Devoted to the Propagation and Defense of New Testament Christianity
October 5, 1967

Bonhoeffer - The Qualified Disciple

Kent Ellis

Dietrich Bonhoeffer was a German theologian whose public career spanned the second quarter of the present century. That career was cut short in April, 1945 when he was executed for anti-Nazi activity inside Germany. However, before his death he wrote several books which have had, and are having great influence on the thinking of theologians today. This article is not meant to be a discussion of Bonhoeffer's theology." It is an exposure of the attitude of "new guard" in the church toward Bonhoeffer and his life.

The August issue of Mission carries a review of Bonhoeffer's book, The Cost of Discipleship, by William C. Martin, an ex-student of ACC, and currently "a candidate for the Ph. D. degree at Harvard Divinity School." Among other things, Martin characterizes Bonhoeffer as "a man whose life and death fully qualify him to advise us concerning the cost of following Christ." Further: "To the end, he walked in the steps of his Lord." And, in conclusion: "One may disagree with his theology at points, but one can scarcely fail to recognize that his life, his cross, and his death were those of a disciple of Jesus." In the same issue, Ray F. Chester, "Minister of the College Church of Christ, Searcy, Ark. ," states the "Dietrich Bonhoeffer is a great example of one taking up the cross."

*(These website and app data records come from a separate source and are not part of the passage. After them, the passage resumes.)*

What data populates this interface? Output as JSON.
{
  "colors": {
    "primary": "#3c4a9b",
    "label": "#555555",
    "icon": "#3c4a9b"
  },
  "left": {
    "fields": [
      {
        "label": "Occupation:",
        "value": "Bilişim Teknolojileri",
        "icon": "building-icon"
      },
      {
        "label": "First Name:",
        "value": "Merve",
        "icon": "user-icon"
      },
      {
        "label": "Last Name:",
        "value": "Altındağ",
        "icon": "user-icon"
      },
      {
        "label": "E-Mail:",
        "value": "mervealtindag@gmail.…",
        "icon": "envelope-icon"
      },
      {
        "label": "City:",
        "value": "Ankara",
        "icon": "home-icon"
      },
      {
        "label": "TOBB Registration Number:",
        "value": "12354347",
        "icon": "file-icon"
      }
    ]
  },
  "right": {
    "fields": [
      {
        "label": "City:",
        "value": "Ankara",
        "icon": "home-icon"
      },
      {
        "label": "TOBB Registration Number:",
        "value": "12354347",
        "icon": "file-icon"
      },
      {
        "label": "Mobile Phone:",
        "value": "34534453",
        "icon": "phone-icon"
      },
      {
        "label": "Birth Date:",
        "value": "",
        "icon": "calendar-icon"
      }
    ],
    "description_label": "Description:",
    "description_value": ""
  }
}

As noted above, Martin concedes that we "may disagree with" Bonhoeffer's "theology at points," but insists that we "can scarcely fail to recognize" him as "a disciple of Christ." In order to limit the discussion and to form a clear and concise issue, let us set aside most of Bohnoeffer's views for the moment and ask one simple question. Dietrich Bonhoeffer was a German Lutheran who was sprinkled as an infant, and contends for such in the book reviewed. Our question is: Can a man be afully qualified disciple of Christ and never be baptized?

Martin says that he can. Jesus says that he can not (John 3:5). Here the issue is formed; here the battle is joined. Bonhoeffer's discipleship is not determined by whether we agree with his theology or not. It is dependent on whether his life agrees with Christ's teaching or not. How can one walk "in the steps of his Lord" "to the end," who did not walk in them at the beginning?

But my real purpose in this article is not so much to determine the statue of Dietrich Bonhoeffer, as it is to point out the attitude of William Martin and men in the church of like-mind. If we can dispose of one of the first principles of Christ's teaching, why not another (Heb. 6:1.2; Eph. 4:4-6)? Why not all? What sort of a man presumes the authority to annul a commandment of Him who has all authority? Who can do so and still claim to be Christ's disciple and servant? "And why call ye me, Lord, Lord, and do not the things which I say?" (Luke 6:46) It seems that a Ph. D. candidate could understand such simple words and comprehend their obvious implication. If not, Jesus puts the same truth in a positive statement in Matthew 7:21.

On infant sprinkling and true baptism these men are in a dilemma similar to that posed by Jesus in Matthew 21:25. One is from man and the other from God. If they accept one, they must reject the other. But they cannot please everybody either way. They desperately want the recognition of their fellow-theologians as broad-minded scholars. But to insist on Christ's teaching marks them as narrow and ignorant bigots in the modern schools of divinity. They crave to be a part of the "ecumenical movement," but to be accepted they must give up the truth concerning baptism. Selling the truth is a hard price to pay for the recognition of the world.

William C. Martin apparently believes that: (1) infant sprinkling is baptism; or (2) baptism is not necessary to being a disciple of Jesus; or, (3) that immersion of believers is what Christ commanded and that baptism is necessary to discipleship according to Scripture, but that we have the right to change Christ's commandments. The men of Mission profess to be vitally interested in "dialogue" on religious differences. I personally would be happy to enter into one on this subject with Martin or any other man of the same persuasion either orally or in writing. Would the editors of Mission carry such a discussion in their paper? Or, are they indeed interested only in a "monologue"; that is, in propagandizing the brethren with their one-sided "theology"?

If it be charged that the position herein set forth is the "legalism" which these men so abhor, then I plead guilty. I fail to see how loyalty to Christ and true discipleship can be maintained otherwise. I agree with that part of Bonhoeffer's theology, as summarized by Martin, which contends that "Jesus' statements must not be watered down..." "...they must be taken with absolute seriousness. To do less is to turn aside from following Christ."